Iceland is currently participating in the European-wide Action Week against Racism, during which the Icelandic Human Rights Center organizes various events aimed at celebrating multiculturalism and combating prejudice.
The initiative includes an advertising campaign where commercials run in different languages, thanking immigrants for having chosen Iceland as a place to settle down and enriching Icelandic culture with theirs.
From the website of the Icelandic Human Rights Center.
“[This] is a chance to throw racial prejudice into the garbage bin, explore one’s feelings and consider whether they are based on prejudice, examine where they come from and then people must realize that prejudice is always based on ignorance,” Gudrún Dögg Gudmundsdóttir, managing director of the Human Rights Center, told Fréttabladid.
“In light of economic difficulties we want to work towards general tolerance in our society, where everyone has equal opportunities,” Gudmundsdóttir said. She explained that racial discrimination appears differently in every country and culture.
“In Iceland people are struggling with hidden prejudice rather than publicly declaring racist views. Icelandic legislation is rather limited in this respect […]. The system is inactive when it comes to protecting people against racial discrimination even though there are provisions in that regard in the penal code,” Gudmundsdóttir stated.
Hidden prejudice means that people of foreign origin have a more difficult time than others receiving the services they’re entitled to, finding employment or even getting into clubs, she explained.
“I have a suspicion that Icelanders haven’t yet realized that we art part of a multicultural society. We have to become better at welcoming the thousands of people who have moved here, want to participate in society and become part of Iceland’s culture and the Icelandic nation,” Gudmundsdóttir concluded.
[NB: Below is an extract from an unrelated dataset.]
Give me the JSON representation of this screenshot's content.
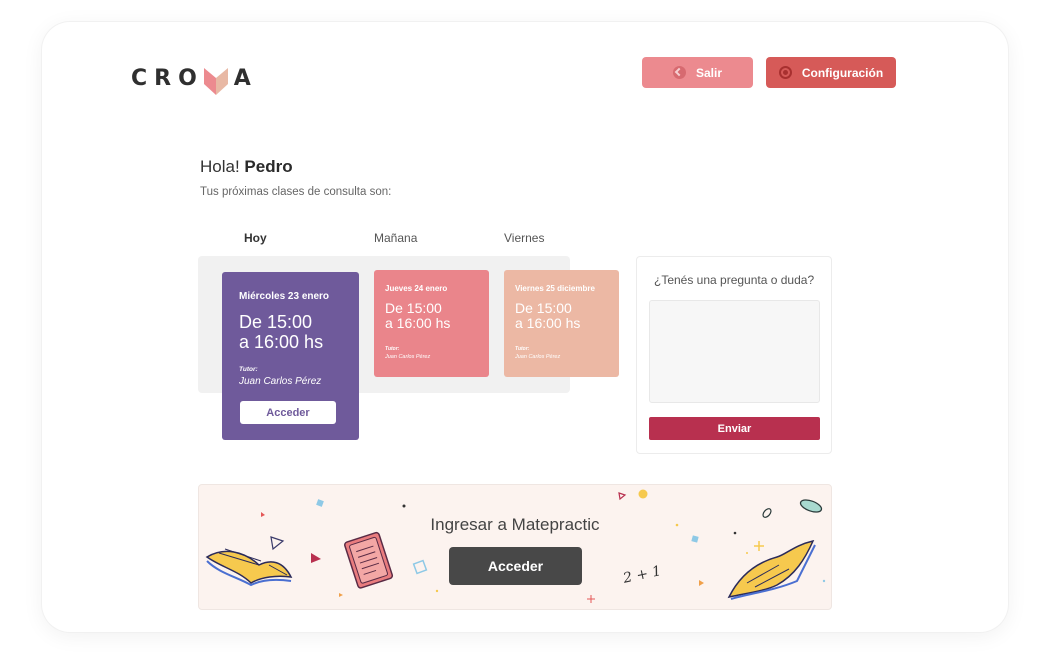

Tomorrow, March 21, is the Day for the Elimination of All Forms of Racial Discrimination. The date was chosen by the UN to honor the memory of the 69 anti-apartheid demonstrators who were killed in Sharpeville, South Africa, in 1960.